Poker is a card game that can be played with any number of players. The game has many different variants, but they all share a common element: betting rounds where each player places chips into the pot in turn, and the person with the best five-card hand wins the pot. Various strategies can improve your chances of winning, but even the most experienced players will lose sometimes. The key to winning is knowing your opponents and applying the right pressure at the right time.
You should only play with money that you’re willing to lose, and track your wins and losses if you’re getting more serious about the game. The more you play, the better your intuition will become and you’ll develop a natural understanding of poker numbers. You’ll learn when it makes sense to bet big, and when it makes more sense to bluff.
The best way to start playing poker is by finding a local game in your area. Ask around and see if anyone knows of someone who plays regularly, and then contact them and request an invitation. This is a great way to get your feet wet and will give you the chance to meet other people who love to play poker, too.
When you’re ready to move on from the social side of the game, try playing for real money online. There are many reputable sites that offer a variety of games, and you can use your preferred method of payment to deposit and withdraw funds. Some of these sites also provide training material, which can help you build up your skills before you try playing for real cash.
Once you’ve mastered the basic rules of poker, you can begin to learn more advanced strategy. One of the most important lessons is to read your opponent, as well as your own cards. This can be hard to do, but it’s essential to improving your game. Look for tells in your opponents’ body language, and study their history at the table to understand what kind of hands they’re likely to hold and how much pressure you should put on them.

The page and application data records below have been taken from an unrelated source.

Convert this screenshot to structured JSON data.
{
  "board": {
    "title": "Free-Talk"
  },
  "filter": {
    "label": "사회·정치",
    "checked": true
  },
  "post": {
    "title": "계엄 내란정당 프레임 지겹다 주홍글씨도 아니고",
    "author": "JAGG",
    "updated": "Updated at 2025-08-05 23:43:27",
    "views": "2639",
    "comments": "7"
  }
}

Each round of betting in poker is called a “bet interval.” The first player to act puts in a single chip, and the players to his or her left can either call that bet by putting in the same amount of chips; raise that bet (and thus add more money to the pot); or drop out of the game altogether. Players who call a bet will usually have a strong hand, while players who raise or fold will often have weaker hands. The best hands to make in poker are a royal flush, straight, four of a kind, and three of a kind. A pair is the lowest hand, and it must beat a high card to win. However, you can sometimes beat a high card with a bluff. This is called “stealing.” Be careful not to bluff too much, though, as your opponents may be on to you.